But, the real fun starts once you attack the twisty bits. Kyalami’s front straight whooshes by and I found myself arriving into T1 (as described in the intro) a tad faster than anticipated. But once we were through T1 the M2 CS really had my attention for all the right reasons. The front end on this car is mega. I don’t know what the camber settings are (none of the spec sheets divulges such granular detail) but I’ll bet it’s racecar-esque. The front tyres are simply unwilling to budge from a chosen line.

We’ll put that down to the stiffer damper rates as well as the uprated Michelin tyres, though the car we drove didn’t have the more aggressive Cup 2s on, which must be even more impressive. The rear end says neatly in line, the nearly four-square stance staying planted thanks to 10-inch wide rear rims shod with 265 mm-wide footwear.

Rapid across the board

Through the slower corners you can really attack with confidence, pick a line and you know the car will respond faithfully to the instructions sent through the (somewhat lifeless) helm. The recalibrated Active M differential is fast-acting and will allow you steer the rear axle with your right foot if you are inclined. Slides are well-telegraphed, progressive and easily gathered up.

Slow corners are a hoot but the poise doesn’t dissipate as speed rises. Faster corners such as Sunset at Kyalami the M2 CS can take with alarming speed and just an hint of neutral drift when you really ramp up the speed. Fast direction changes such as the Esses once again highlight the front end’s obedience to steering input and unwillingness to leave the driver’s chosen line.

The rest of the lap exposes no flaw that my level of driving skill can unearth. Grip levels are high and mid-corner speeds are purely a function of bravery. Ramping over kerbs and riding out the ensuing slides are addictive and I am really pleased that my driving instructor is letting me get away with such hoolig… err, allowing this very technical exploration of the car’s limits.


The BMW M2 CS is an extremely impressive machine, of that there is no doubt. We’ve yet to experience the Porsche Cayman GT4, so we’ll reserve judgement in terms of how the BMW stacks up against its natural rival. Performance in a straight line is suitably and comparatively quick but its the way the M2 CS attacks corners that is it’s real party trick. I cannot recall steering many front-engined cars (with a number plate) that turn-in and resist understeer the way the M2 CS does.

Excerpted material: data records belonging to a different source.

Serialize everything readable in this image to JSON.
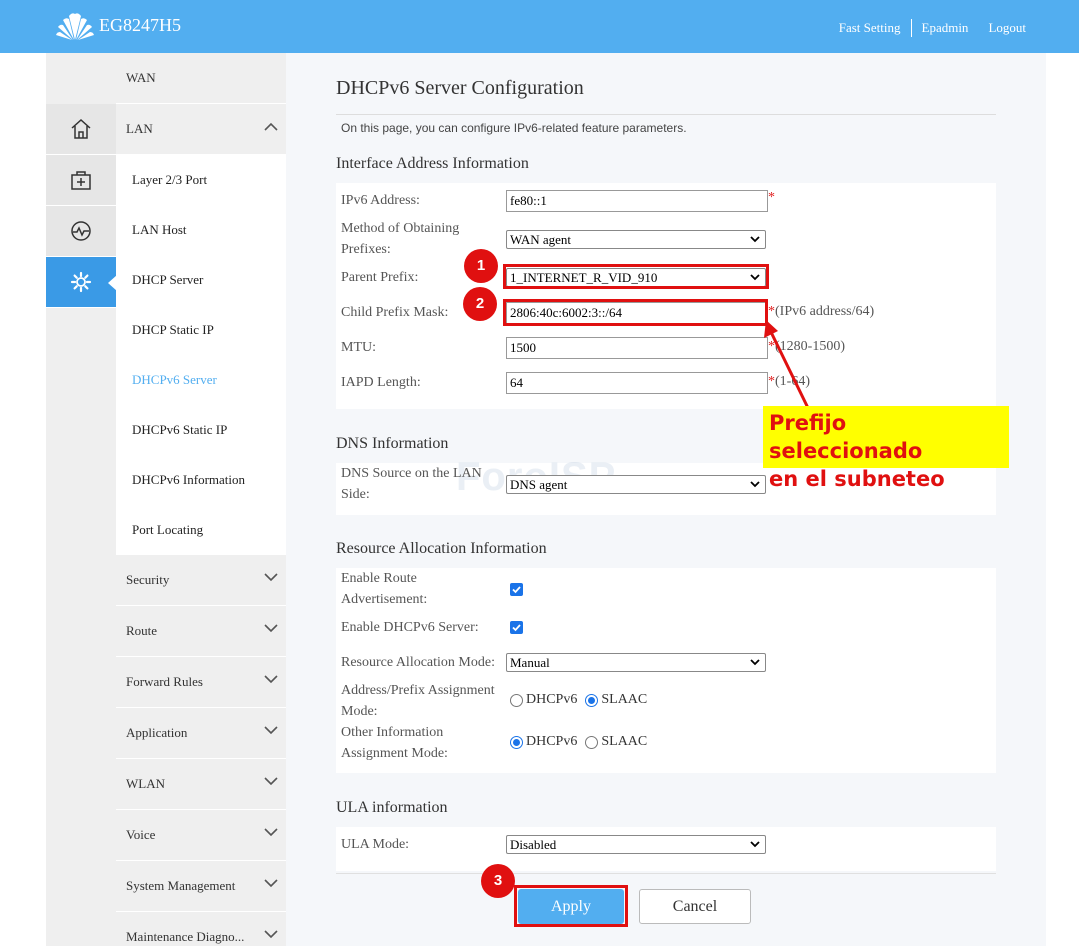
{
  "header": {
    "product": "EG8247H5",
    "links": [
      "Fast Setting",
      "Epadmin",
      "Logout"
    ]
  },
  "sidebar": {
    "icons": [
      "home-icon",
      "medkit-icon",
      "pulse-icon",
      "gear-icon"
    ],
    "items": [
      {
        "label": "WAN"
      },
      {
        "label": "LAN"
      },
      {
        "label": "Layer 2/3 Port"
      },
      {
        "label": "LAN Host"
      },
      {
        "label": "DHCP Server"
      },
      {
        "label": "DHCP Static IP"
      },
      {
        "label": "DHCPv6 Server"
      },
      {
        "label": "DHCPv6 Static IP"
      },
      {
        "label": "DHCPv6 Information"
      },
      {
        "label": "Port Locating"
      },
      {
        "label": "Security"
      },
      {
        "label": "Route"
      },
      {
        "label": "Forward Rules"
      },
      {
        "label": "Application"
      },
      {
        "label": "WLAN"
      },
      {
        "label": "Voice"
      },
      {
        "label": "System Management"
      },
      {
        "label": "Maintenance Diagno..."
      }
    ]
  },
  "page": {
    "title": "DHCPv6 Server Configuration",
    "description": "On this page, you can configure IPv6-related feature parameters."
  },
  "interface": {
    "title": "Interface Address Information",
    "ipv6_label": "IPv6 Address:",
    "ipv6_value": "fe80::1",
    "method_label": "Method of Obtaining Prefixes:",
    "method_value": "WAN agent",
    "parent_label": "Parent Prefix:",
    "parent_value": "1_INTERNET_R_VID_910",
    "child_label": "Child Prefix Mask:",
    "child_value": "2806:40c:6002:3::/64",
    "child_hint": "(IPv6 address/64)",
    "mtu_label": "MTU:",
    "mtu_value": "1500",
    "mtu_hint": "(1280-1500)",
    "iapd_label": "IAPD Length:",
    "iapd_value": "64",
    "iapd_hint": "(1-64)",
    "required_mark": "*"
  },
  "dns": {
    "title": "DNS Information",
    "source_label": "DNS Source on the LAN Side:",
    "source_value": "DNS agent"
  },
  "resource": {
    "title": "Resource Allocation Information",
    "route_adv_label": "Enable Route Advertisement:",
    "route_adv_checked": true,
    "dhcpv6_label": "Enable DHCPv6 Server:",
    "dhcpv6_checked": true,
    "mode_label": "Resource Allocation Mode:",
    "mode_value": "Manual",
    "addr_mode_label": "Address/Prefix Assignment Mode:",
    "other_mode_label": "Other Information Assignment Mode:",
    "opt_dhcpv6": "DHCPv6",
    "opt_slaac": "SLAAC",
    "addr_mode_selected": "SLAAC",
    "other_mode_selected": "DHCPv6"
  },
  "ula": {
    "title": "ULA information",
    "mode_label": "ULA Mode:",
    "mode_value": "Disabled"
  },
  "buttons": {
    "apply": "Apply",
    "cancel": "Cancel"
  },
  "annotations": {
    "badge1": "1",
    "badge2": "2",
    "badge3": "3",
    "callout_line1": "Prefijo seleccionado",
    "callout_line2": "en el subneteo",
    "watermark": "ForoISP",
    "color": "#e01010"
  },
  "colors": {
    "accent": "#52aef0",
    "active_icon": "#3a9ae6",
    "selected_menu": "#52aef0"
  }
}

For one fleeting moment I recalled a memorable drive in an M4 GTS, which also feels like a racetrack refugee.

The BMW M2 CS is a clear indication of what the speed merchants from M are capable of when let off the leash. Sadly, this car maybe the last of its breed as the brand (and the world) embraces hybridisation and electrification. As far as a last hurrah for a performance coupe goes, the M2 CS is a brilliant way for the 2 Series to exit. This is quite likely the last of its kind from M, too. I just hope that the 29 lucky owners in SA really do drive their M2 CSs as intended and don’t pickle them for investment value because that would be a real shame.